[Dataset records]
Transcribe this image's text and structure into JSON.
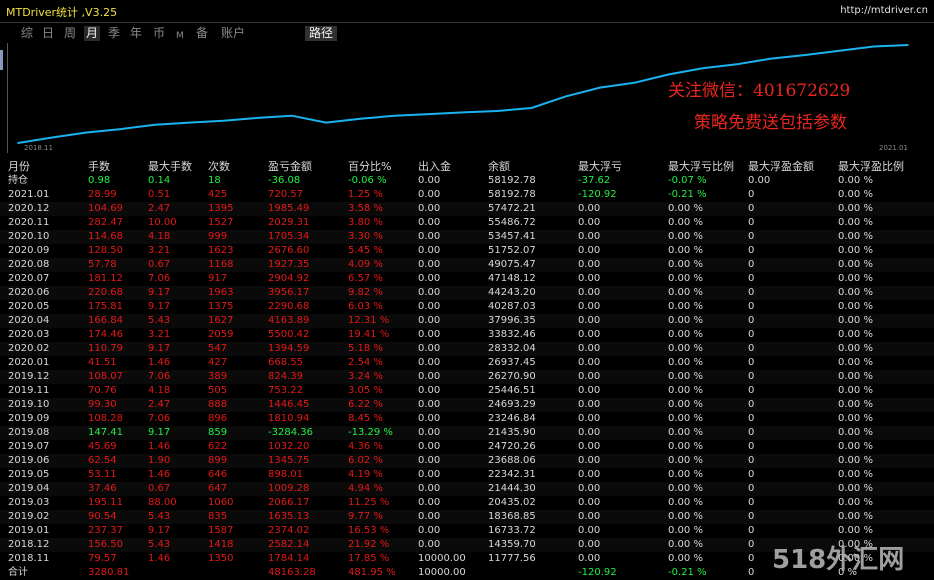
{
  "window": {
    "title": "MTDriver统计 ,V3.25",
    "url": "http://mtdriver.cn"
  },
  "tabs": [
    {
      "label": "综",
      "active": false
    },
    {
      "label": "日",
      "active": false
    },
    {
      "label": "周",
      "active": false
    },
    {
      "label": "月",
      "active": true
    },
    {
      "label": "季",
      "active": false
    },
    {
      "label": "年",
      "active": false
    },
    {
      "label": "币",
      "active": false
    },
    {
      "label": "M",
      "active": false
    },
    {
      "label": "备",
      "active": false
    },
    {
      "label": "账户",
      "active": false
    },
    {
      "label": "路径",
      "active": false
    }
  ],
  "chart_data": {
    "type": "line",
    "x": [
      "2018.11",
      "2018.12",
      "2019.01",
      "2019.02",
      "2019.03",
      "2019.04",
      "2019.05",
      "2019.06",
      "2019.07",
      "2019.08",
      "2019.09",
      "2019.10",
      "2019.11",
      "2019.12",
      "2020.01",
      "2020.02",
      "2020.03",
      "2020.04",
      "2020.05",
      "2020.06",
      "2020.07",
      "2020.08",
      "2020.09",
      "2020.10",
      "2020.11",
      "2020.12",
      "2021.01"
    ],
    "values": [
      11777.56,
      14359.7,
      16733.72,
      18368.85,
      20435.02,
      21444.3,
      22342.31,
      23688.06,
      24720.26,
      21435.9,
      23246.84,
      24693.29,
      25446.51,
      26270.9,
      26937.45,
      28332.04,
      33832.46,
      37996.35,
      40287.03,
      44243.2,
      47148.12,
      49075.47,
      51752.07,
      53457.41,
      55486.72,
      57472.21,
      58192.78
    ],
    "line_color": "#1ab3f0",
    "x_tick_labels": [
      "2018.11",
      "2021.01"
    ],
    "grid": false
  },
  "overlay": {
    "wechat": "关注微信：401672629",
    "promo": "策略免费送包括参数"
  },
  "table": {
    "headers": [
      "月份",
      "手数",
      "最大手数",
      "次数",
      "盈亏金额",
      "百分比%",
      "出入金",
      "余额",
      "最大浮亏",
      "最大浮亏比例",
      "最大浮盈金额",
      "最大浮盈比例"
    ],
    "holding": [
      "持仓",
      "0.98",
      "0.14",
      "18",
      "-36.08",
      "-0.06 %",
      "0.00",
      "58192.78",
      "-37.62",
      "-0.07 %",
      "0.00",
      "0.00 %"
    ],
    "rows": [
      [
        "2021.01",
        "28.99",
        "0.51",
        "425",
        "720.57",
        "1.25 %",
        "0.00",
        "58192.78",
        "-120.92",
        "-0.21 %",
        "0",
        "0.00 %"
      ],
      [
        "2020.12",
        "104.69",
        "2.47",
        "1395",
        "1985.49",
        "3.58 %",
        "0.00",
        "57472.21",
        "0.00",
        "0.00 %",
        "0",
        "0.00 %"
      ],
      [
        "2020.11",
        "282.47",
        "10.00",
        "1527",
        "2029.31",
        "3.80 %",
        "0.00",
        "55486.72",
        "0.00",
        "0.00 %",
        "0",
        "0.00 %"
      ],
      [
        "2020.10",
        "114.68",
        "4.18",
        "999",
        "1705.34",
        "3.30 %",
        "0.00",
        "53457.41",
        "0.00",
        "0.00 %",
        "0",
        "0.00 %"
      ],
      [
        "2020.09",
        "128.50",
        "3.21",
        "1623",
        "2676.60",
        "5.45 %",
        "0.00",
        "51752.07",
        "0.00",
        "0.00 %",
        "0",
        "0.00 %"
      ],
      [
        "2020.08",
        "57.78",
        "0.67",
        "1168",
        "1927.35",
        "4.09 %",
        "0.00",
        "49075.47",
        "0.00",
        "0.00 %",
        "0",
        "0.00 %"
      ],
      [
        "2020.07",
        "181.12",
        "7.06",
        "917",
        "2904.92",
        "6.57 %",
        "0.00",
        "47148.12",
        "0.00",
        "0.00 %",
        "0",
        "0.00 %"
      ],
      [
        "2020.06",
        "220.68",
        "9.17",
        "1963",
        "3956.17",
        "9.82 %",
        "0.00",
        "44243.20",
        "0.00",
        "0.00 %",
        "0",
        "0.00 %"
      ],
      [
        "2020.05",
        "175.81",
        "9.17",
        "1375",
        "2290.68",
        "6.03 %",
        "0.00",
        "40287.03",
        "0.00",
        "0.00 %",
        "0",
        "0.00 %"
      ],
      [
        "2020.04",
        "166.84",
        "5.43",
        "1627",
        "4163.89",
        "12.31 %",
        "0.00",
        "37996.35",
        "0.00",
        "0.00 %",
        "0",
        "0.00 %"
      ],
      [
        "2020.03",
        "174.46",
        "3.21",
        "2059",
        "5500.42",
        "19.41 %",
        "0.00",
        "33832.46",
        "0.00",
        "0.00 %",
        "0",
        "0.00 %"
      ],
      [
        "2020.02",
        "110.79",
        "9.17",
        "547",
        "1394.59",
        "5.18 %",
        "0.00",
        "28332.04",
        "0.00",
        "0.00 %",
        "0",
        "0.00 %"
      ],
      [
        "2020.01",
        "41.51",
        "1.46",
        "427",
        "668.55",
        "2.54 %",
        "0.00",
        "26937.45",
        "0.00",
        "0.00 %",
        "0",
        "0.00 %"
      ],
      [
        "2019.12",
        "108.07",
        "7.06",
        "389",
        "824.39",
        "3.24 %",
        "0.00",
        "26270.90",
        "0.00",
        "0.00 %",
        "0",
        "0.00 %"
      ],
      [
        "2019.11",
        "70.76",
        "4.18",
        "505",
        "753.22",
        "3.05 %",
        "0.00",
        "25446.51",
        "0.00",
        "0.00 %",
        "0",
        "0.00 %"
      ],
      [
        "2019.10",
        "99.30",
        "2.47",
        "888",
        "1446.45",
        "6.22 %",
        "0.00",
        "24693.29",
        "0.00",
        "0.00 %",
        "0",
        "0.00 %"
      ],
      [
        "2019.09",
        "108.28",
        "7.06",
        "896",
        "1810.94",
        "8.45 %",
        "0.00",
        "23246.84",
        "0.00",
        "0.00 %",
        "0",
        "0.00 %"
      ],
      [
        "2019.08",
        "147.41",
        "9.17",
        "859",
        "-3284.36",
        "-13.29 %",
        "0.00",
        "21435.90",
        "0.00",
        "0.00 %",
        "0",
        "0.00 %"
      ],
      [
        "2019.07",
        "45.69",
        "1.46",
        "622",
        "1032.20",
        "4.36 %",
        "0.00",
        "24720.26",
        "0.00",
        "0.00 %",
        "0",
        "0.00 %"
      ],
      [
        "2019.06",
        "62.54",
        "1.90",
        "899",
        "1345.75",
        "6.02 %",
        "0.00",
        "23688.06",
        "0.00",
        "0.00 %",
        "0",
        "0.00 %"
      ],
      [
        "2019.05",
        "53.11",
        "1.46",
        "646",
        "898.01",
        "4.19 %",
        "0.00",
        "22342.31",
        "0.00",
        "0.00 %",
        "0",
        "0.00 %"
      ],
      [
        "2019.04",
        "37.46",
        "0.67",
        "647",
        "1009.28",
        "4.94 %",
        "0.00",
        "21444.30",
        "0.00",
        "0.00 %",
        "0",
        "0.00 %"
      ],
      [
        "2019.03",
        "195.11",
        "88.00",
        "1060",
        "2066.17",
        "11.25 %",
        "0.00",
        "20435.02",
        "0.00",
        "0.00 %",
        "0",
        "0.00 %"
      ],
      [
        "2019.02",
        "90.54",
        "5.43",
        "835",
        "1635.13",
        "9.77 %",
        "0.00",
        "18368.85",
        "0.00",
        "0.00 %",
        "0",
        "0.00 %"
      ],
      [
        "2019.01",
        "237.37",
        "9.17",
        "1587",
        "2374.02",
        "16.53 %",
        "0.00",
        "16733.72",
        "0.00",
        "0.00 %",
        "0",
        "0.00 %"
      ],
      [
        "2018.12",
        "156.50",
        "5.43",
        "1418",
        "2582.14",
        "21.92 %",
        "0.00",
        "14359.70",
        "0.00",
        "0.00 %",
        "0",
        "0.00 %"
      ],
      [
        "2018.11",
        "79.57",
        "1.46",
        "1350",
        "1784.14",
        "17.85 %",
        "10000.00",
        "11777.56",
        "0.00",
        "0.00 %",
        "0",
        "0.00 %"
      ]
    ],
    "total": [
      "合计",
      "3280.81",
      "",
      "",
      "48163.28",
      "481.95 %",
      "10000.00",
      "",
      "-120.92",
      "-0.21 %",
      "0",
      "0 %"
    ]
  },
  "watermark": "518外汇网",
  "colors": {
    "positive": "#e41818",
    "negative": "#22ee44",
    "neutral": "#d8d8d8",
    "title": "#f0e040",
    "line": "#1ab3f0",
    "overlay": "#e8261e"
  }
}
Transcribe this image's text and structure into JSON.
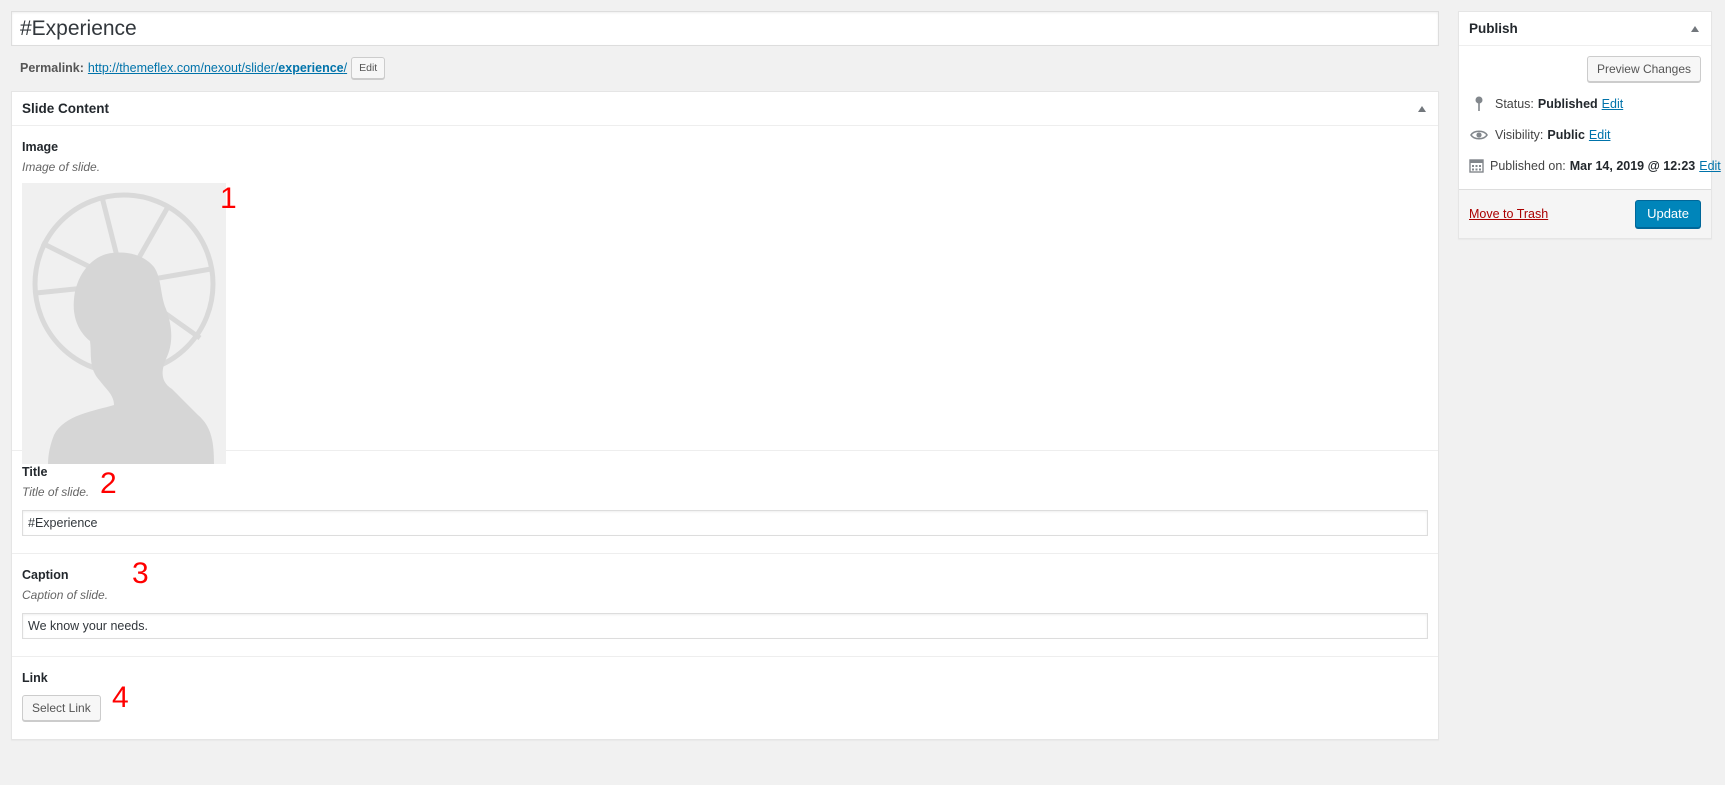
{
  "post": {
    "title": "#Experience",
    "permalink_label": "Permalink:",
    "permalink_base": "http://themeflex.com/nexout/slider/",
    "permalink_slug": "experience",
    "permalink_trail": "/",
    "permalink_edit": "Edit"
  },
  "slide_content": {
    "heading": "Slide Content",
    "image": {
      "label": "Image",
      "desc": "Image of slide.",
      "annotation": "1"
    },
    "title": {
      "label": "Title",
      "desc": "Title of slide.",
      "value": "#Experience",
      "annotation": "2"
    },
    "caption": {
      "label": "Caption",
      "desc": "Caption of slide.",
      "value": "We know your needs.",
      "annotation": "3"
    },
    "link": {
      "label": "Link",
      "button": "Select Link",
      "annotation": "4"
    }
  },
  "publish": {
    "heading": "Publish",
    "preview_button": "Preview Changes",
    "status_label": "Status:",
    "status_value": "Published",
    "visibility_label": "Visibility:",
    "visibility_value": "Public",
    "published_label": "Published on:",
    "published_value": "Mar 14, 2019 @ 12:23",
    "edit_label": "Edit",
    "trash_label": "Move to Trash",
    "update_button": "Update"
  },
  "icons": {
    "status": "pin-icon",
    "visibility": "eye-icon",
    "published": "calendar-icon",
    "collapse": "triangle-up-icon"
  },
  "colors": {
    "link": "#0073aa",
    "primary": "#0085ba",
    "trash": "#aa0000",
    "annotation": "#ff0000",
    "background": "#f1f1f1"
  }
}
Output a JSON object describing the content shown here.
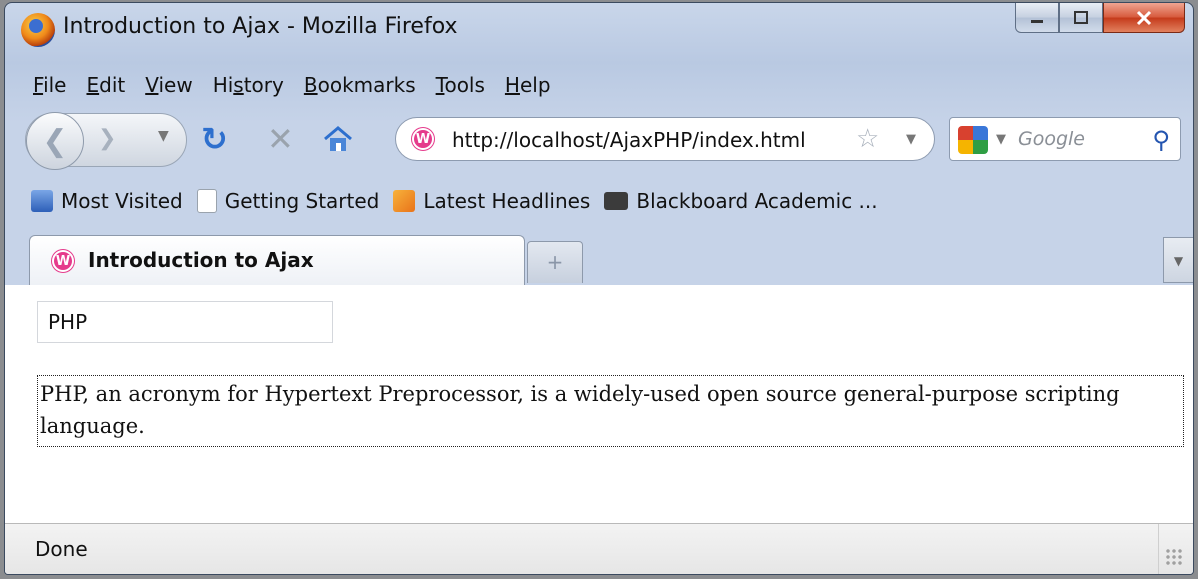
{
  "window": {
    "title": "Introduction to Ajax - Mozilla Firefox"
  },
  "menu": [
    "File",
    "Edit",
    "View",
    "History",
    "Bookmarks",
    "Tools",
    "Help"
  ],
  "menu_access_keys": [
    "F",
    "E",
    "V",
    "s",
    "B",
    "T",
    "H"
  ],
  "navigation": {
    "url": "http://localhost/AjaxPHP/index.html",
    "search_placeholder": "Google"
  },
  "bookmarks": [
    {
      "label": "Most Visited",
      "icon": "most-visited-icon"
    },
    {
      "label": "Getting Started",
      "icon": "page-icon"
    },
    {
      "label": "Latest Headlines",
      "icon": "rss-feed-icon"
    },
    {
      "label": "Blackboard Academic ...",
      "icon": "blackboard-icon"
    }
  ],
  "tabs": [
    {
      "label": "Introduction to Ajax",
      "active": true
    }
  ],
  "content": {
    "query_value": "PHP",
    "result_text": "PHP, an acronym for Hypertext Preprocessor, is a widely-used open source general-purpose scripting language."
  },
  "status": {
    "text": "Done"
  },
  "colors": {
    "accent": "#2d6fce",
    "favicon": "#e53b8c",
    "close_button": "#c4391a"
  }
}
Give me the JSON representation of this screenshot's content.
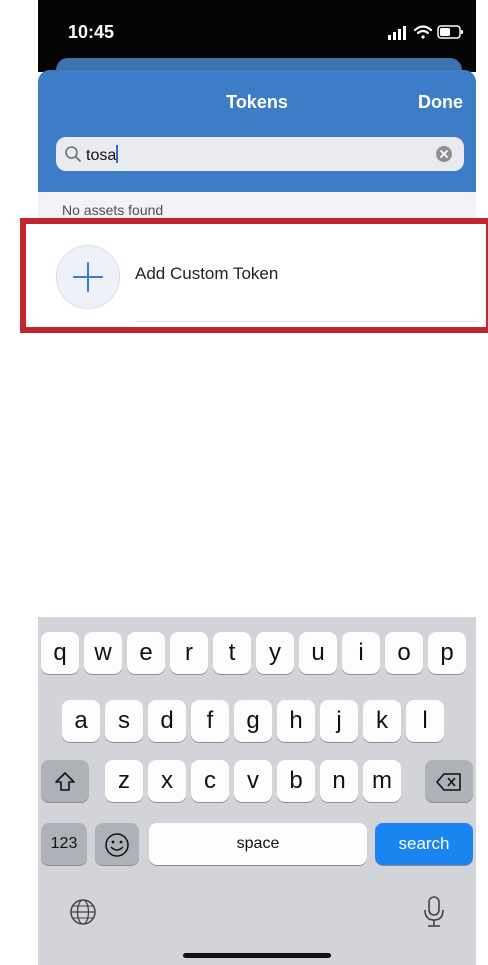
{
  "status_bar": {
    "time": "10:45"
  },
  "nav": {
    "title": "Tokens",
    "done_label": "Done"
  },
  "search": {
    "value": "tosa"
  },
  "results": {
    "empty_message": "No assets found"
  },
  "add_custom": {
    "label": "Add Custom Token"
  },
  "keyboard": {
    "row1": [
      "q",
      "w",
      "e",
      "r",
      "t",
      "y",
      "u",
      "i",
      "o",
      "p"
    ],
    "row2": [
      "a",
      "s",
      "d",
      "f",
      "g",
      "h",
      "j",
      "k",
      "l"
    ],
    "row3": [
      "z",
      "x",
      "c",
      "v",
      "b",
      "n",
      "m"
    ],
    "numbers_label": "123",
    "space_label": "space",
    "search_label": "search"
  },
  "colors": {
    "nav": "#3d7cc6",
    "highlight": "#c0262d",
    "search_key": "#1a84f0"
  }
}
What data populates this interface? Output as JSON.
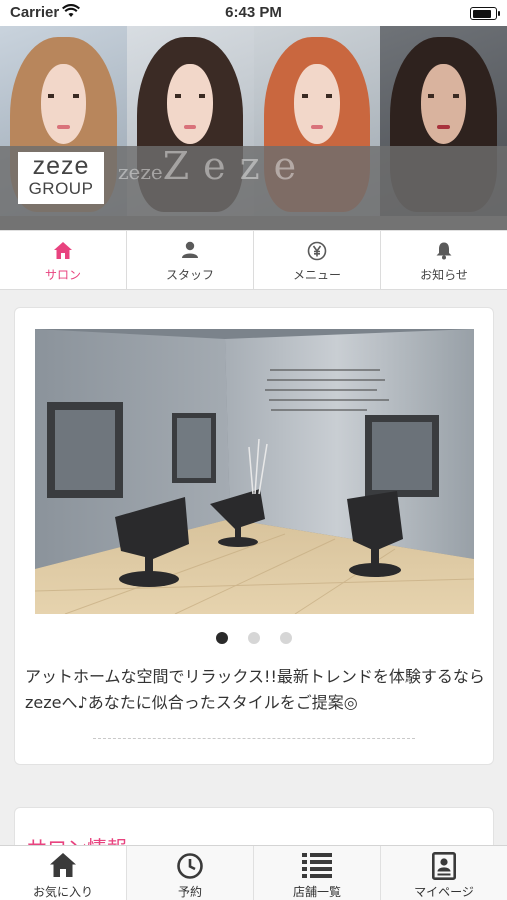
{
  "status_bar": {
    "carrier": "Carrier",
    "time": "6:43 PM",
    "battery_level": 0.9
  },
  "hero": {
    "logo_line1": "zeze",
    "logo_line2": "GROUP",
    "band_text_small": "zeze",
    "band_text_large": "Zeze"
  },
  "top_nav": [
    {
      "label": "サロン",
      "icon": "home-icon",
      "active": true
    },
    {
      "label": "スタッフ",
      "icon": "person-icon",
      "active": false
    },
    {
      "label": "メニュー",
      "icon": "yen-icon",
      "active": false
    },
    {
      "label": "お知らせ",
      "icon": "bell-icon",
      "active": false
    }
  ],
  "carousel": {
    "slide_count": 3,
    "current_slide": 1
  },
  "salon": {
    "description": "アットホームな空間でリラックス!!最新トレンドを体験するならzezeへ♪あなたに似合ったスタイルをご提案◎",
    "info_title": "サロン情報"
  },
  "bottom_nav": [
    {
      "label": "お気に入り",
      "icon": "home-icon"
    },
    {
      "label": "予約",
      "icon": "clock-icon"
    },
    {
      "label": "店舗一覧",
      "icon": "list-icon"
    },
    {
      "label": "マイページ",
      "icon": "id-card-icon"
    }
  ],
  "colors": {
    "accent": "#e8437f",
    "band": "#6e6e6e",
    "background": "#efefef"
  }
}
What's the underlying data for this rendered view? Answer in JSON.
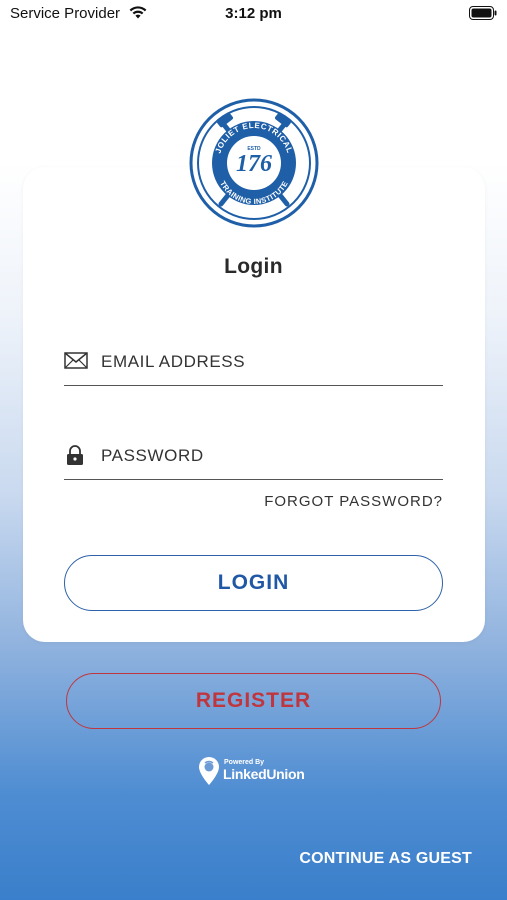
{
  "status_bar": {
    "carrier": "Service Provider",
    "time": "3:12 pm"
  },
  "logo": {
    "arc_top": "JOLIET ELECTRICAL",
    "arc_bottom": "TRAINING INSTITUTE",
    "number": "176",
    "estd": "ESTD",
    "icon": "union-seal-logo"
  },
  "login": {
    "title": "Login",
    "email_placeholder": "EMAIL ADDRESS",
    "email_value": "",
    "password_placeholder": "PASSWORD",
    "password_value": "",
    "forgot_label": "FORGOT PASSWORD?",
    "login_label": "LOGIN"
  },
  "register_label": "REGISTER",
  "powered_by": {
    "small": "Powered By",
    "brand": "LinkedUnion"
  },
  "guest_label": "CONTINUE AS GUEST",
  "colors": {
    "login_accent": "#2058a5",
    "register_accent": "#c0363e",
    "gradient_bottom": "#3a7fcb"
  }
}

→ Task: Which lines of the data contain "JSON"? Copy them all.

→ Your solution:
Transcribe this image's text and structure into JSON.
Transcribe this image's text and structure into JSON.
Output a JSON object describing the content shown here.
Give me the JSON representation of this screenshot's content.
What data populates this interface? Output as JSON.
What's the underlying data for this rendered view? Answer in JSON.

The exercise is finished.